"I had one reader berate me as to why Kevin had not been sent to see a psychiatrist, and that was from someone who was not even an American! " she said.
The book had drawn on the spate of school shootings in America - such as the Columbine High School massacre - and Shriver focusing on the thought that there are no barriers to what we do in life.
"There is nothing to stop me picking up a knife and cutting myself, or walking out into the road in front of a bus, " she said.
"That realisation can be very dangerous for some people."
Shriver had shyed away from interviewing those connected with the shooting incidents, and instead researched the killings on the internet.
Despite the reams of information she had pulled up about the events, Shriver felt conclusions could not be drawn.
"There is no reason why" she said.
Shriver continues to write journalism, but says she is constantly developing characters for her fiction every time she meets people - melding them into a "slurry" of personalities for her to draw on at a later date.
Later, as she sat in the corner of the room busily scribbling autographs and chatting, I went to get my copy of the novel signed. We exchanged a couple of pleasanteries, but I could not help but notice the intensity of her gaze -which had raked across the audience during her reading. Up close it was penetrating, even uncomfortable. Whenever you meet a writer, remember that they steal a little bit of your soul.

Sumo wrestling with the greats

LATE evening, and Marcel Proust and William Burroughs are deep into a sumo wrestling match. Well, paper versions of them to be exact. It is the first night of the Humber Mouth literary festival at Zest, and although the organisers have pulled out all the stops for this year's event - with guests from Germaine Greer to John Pilger - their skills do not, yet, extend to re-incarnation of literary giants.
Sumo Basho - a literary origami - is one of the highlights on stage at the Newland Avenue cafe-bar, which is heaving with festival guests and renegade writers and artists from across Hull and Yorkshire.

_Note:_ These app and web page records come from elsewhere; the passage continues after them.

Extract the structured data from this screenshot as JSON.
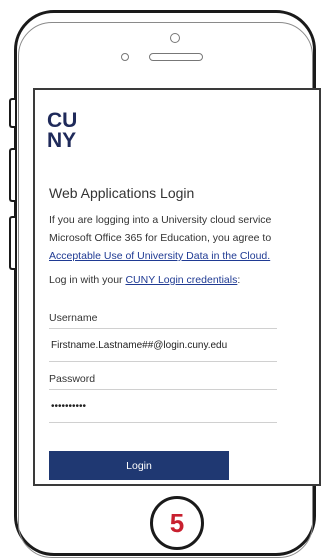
{
  "logo": {
    "line1": "CU",
    "line2": "NY",
    "color": "#1f2a5a"
  },
  "page": {
    "title": "Web Applications Login",
    "intro_line1": "If you are logging into a University cloud service",
    "intro_line2": "Microsoft Office 365 for Education, you agree to",
    "intro_link": "Acceptable Use of University Data in the Cloud.",
    "credentials_prefix": "Log in with your ",
    "credentials_link": "CUNY Login credentials",
    "credentials_suffix": ":"
  },
  "form": {
    "username_label": "Username",
    "username_value": "Firstname.Lastname##@login.cuny.edu",
    "password_label": "Password",
    "password_value": "••••••••••",
    "login_button": "Login"
  },
  "step": {
    "number": "5",
    "color": "#c8202f"
  },
  "colors": {
    "link": "#1f3a93",
    "button": "#1f3872"
  }
}
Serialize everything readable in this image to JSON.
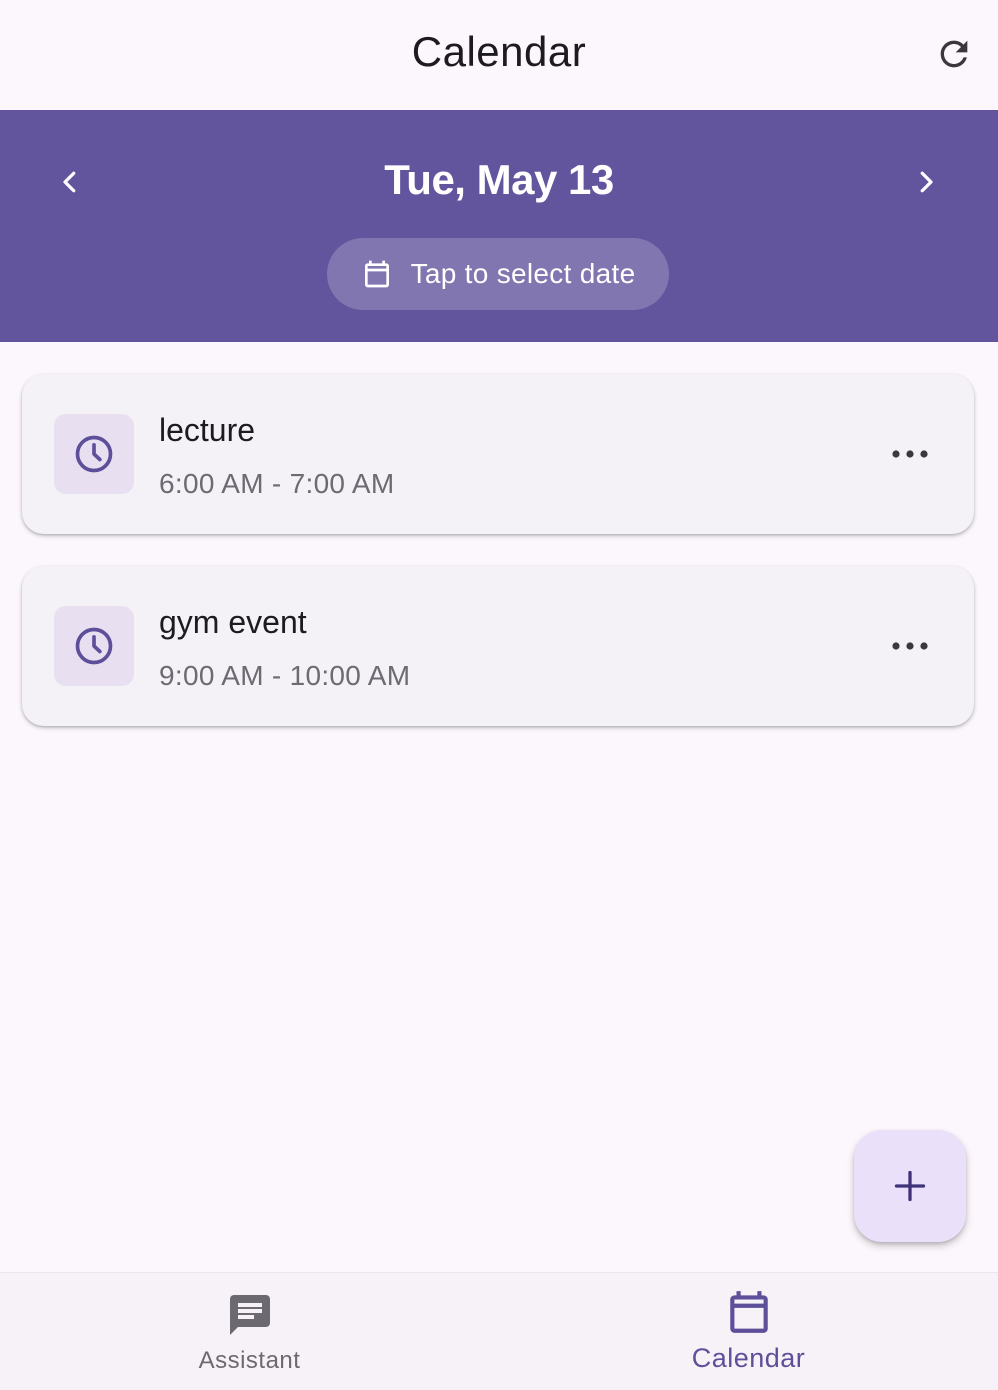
{
  "appbar": {
    "title": "Calendar",
    "refresh_icon": "refresh-icon"
  },
  "date_header": {
    "date_label": "Tue, May 13",
    "select_date_label": "Tap to select date",
    "prev_icon": "chevron-left-icon",
    "next_icon": "chevron-right-icon"
  },
  "events": [
    {
      "title": "lecture",
      "time": "6:00 AM - 7:00 AM",
      "icon": "clock-icon"
    },
    {
      "title": "gym event",
      "time": "9:00 AM - 10:00 AM",
      "icon": "clock-icon"
    }
  ],
  "fab": {
    "icon": "plus-icon"
  },
  "bottom_nav": {
    "items": [
      {
        "label": "Assistant",
        "icon": "chat-icon",
        "selected": false
      },
      {
        "label": "Calendar",
        "icon": "calendar-icon",
        "selected": true
      }
    ]
  },
  "colors": {
    "primary": "#62549d",
    "background": "#fcf7fc",
    "card": "#f4f1f7",
    "fab": "#eae0fa",
    "selected_nav": "#5e4f9a"
  }
}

Weaving his way among the tables at the event, which began at 6pm and exploded into racous life about 15 minutes later, is Simon Bradley. Simon, here for the evening with Becky Cherriman, is a man on a mission. A mission to save, or at least subvert, the art of conversation. Working under the name Conversaction, the pair encourage people to doodle and note down words on A4 paper as they chat to others. These sheets are then scanned onto a webpage,, turning these snippets into art.

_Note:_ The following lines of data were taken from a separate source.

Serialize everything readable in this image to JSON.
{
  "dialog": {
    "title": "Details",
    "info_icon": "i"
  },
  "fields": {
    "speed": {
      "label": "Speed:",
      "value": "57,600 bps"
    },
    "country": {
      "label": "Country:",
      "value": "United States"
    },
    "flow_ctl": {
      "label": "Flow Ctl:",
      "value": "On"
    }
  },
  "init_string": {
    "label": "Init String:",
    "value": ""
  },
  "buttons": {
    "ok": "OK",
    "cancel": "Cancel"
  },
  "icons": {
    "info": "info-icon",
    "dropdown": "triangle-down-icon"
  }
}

Simon and I talk for about an hour. Looking at my own piece of paper, onto which I have cryptically scrawled "Yorkshire" and "intuition" alongside reams of loops and spirals I doubt whether my own efforts will prove particularly inspirational - with its sentence fragments, it looks more like a transcript of a George W.Bush speech. But Simon assures me the art is in the act of recording - and a visit to the website proves these seemingly random doodles can generate a logic, and a pattern, all of their own.
As my own conversaction finishes, there is another literary journey on stage as Sean Burns reads North - a hallucinatory account of a trip down the A66, leading to the "chemical flare" of Teeside. As evocative as the writing is, many are deeply into their own Conversations/Conversactions by this point and Sean struggles slightly against the background swell of noise.

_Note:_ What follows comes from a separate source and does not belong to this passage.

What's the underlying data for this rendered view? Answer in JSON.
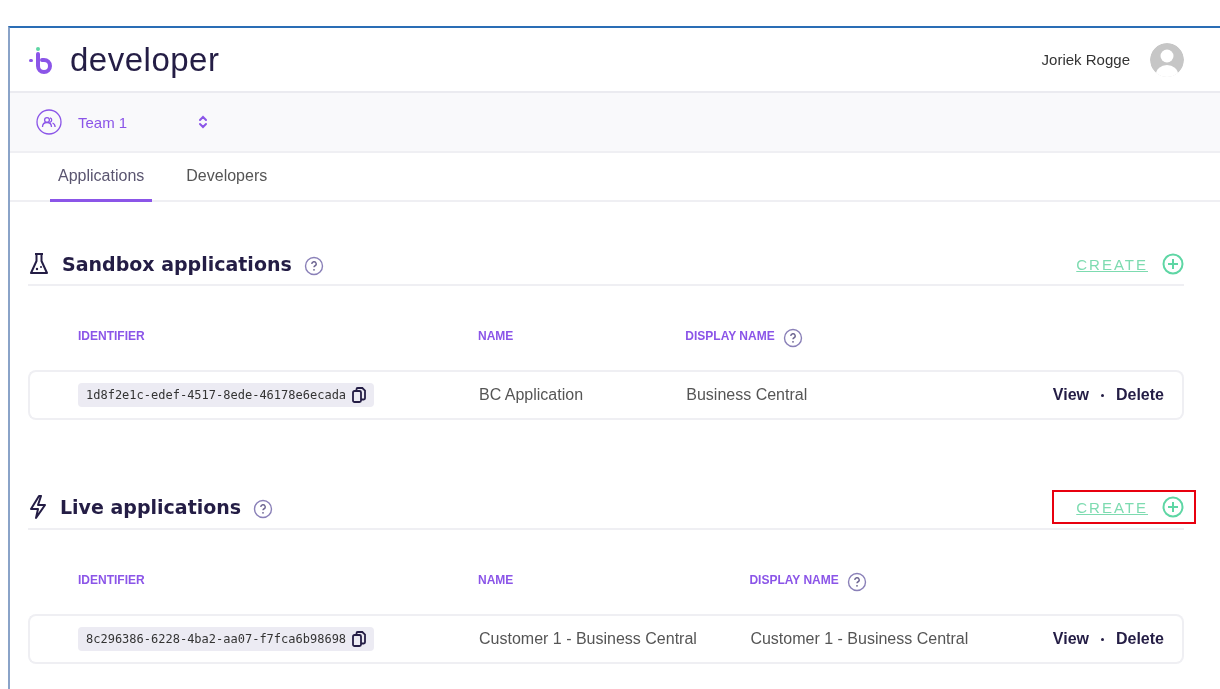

Sidewinder take over from Sean, with a melodic wash of music which forms a backdrop to others meeting and sharing ideas. I talk with Lee Merrill Sendall, an artist who was gifted a previously undiscovered creature by a Hull allotment owner called Arthur. Apparently, the remains of the creature, which had been stored in Arthur's shed ever since the Second World War - when he had brought it back from Africa - will be on show at the Hull and East Riding Museum later this month.
Following this chat, I am unlikely to be surprised by anything, not even the Sumo Basho, which reaches its conclusion with a victory for George Galloway. Despite a few boos from the crowd, you can bet the firebrand politician would have lit a cigar and had a smile to himself - literature has always provoked a disagreement or two.